The OPTIFAST Program is a non-surgical weight-management option designed for people with a Body Mass Index (BMI) greater than 30. The program, which is available at more than 400 weight loss clinics across the U.S., is a medically-supervised intervention that closely monitors and assesses progress towards better health and emotional well-being. The program utilizes a meal replacement plan that transitions to self-prepared ‘everyday’ meals, in conjunction with comprehensive patient education and support to help people lose weight, which can in turn reduce weight-related health risks. Clinical supervision is a key component of the program. Patients in the OPTIFAST Program meet regularly with their medical provider for monitoring and counselling.
The OPTIFAST Program was launched in 1976 to fill the growing need to address obesity in a safe and effective way with medical monitoring as a key component. As diseases related to obesity became more prevalent, the OPTIFAST Program was introduced as a sensible option for lifestyle transformation. The OPTIFAST Program is offered by Nestlé Health Science and is available in key markets worldwide. For more information, to see patient stories or to find a weight loss clinic, visit www.optifast.com.

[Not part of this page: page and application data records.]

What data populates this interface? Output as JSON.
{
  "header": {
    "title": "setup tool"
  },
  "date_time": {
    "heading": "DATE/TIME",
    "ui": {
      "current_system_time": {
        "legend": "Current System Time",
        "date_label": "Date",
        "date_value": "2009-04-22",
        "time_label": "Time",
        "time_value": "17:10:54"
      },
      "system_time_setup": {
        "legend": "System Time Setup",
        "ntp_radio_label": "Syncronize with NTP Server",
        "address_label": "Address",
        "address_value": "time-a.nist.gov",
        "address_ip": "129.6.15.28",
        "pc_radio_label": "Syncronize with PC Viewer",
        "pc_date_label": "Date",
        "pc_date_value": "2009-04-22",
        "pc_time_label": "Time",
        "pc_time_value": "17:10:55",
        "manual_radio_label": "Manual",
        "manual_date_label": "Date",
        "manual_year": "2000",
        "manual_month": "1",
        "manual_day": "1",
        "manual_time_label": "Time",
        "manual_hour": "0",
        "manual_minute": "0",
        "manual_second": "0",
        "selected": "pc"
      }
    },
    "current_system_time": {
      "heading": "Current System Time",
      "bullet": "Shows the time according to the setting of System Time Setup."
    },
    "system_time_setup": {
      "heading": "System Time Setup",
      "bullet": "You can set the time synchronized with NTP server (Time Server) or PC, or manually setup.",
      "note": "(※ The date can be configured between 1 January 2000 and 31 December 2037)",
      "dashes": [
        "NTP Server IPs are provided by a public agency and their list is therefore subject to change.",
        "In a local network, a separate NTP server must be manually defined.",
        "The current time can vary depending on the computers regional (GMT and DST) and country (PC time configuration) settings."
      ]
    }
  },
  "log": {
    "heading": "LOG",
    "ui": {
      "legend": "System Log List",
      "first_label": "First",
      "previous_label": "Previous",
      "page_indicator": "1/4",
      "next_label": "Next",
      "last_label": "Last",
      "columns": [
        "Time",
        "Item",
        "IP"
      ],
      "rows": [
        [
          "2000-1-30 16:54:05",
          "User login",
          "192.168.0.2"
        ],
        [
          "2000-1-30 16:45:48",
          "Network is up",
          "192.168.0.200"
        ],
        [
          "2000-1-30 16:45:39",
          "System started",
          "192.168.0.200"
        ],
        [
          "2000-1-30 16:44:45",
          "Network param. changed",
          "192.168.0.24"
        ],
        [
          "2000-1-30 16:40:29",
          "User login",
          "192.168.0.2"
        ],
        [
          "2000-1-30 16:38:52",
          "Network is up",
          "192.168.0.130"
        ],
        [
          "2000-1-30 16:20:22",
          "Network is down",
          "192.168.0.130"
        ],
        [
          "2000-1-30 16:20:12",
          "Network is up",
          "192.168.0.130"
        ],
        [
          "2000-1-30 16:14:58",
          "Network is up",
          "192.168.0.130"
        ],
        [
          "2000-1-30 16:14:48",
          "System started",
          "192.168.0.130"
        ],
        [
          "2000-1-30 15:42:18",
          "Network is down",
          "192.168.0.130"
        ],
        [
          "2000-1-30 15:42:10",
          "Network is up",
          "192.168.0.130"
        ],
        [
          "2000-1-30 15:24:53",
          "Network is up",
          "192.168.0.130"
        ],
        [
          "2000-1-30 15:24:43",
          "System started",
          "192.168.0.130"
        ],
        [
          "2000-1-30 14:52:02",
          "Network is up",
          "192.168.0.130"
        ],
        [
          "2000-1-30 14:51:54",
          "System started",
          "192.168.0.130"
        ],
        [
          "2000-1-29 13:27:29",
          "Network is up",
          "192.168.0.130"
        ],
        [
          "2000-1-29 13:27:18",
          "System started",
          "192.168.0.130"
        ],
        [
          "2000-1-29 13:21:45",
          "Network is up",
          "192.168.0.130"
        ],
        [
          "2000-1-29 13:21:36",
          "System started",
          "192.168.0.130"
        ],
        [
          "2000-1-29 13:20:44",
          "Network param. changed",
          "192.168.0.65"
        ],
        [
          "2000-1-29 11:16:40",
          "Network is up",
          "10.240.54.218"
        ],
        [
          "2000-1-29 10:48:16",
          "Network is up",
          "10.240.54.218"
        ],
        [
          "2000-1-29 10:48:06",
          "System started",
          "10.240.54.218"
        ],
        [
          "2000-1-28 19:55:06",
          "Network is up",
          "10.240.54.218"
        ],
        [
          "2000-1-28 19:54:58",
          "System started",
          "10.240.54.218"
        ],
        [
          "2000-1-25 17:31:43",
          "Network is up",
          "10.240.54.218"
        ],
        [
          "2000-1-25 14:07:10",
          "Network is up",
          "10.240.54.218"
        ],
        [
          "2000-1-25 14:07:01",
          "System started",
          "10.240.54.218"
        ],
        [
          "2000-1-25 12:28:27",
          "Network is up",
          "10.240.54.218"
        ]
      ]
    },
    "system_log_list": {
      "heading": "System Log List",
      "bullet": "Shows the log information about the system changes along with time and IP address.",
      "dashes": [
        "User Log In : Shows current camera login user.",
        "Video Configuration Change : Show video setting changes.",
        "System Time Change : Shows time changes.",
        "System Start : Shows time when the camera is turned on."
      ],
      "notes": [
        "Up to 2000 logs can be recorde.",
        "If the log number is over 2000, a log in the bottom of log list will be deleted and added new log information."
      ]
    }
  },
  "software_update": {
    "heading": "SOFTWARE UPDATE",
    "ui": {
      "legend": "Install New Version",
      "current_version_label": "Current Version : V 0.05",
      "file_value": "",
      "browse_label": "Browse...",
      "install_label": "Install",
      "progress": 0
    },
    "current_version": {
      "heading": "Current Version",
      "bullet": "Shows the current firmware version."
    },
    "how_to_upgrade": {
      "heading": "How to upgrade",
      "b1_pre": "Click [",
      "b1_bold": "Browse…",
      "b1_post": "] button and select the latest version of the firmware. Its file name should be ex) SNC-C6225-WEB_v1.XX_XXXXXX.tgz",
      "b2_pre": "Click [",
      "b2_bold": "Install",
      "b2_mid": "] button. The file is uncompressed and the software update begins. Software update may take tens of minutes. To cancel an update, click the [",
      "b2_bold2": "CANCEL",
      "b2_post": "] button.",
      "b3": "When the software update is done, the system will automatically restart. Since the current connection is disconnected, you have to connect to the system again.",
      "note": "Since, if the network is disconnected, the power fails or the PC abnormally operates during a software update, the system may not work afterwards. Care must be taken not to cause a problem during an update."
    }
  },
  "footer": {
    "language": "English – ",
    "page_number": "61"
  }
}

- Ard JD, Lewis KH, Rothberg A, et al. Effectiveness of a total meal replacement program (OPTIFAST® program) on weight loss: results from the OPTIWIN study. Obesity. 2018
- Diabetes Prevention Program Research Group; Knowler WC, Fowler SE, Hamman RF, et al. 10-Year Follow-up of Diabetes Incidence and Weight Loss in the Diabetes Prevention Program Outcomes Study. Lancet. 2009; 374: 1677-86.
- Knowler WC, et al. Reduction in the Incidence of Type 2 Diabetes with Lifestyle Intervention or Metformin. N Engl J Med. 2002; 346: 393-403.
- Jensen MD, et al. 2013 AHA/ACC/TOS Guideline for the Management of Overweight and Obesity in Adults: a Report of the American College of Cardiology/American Heart Association Task Force on Practice Guidelines and The Obesity Society. J Am Coll Cardiol. 2014; 63(25 Pt B): 2985-3023.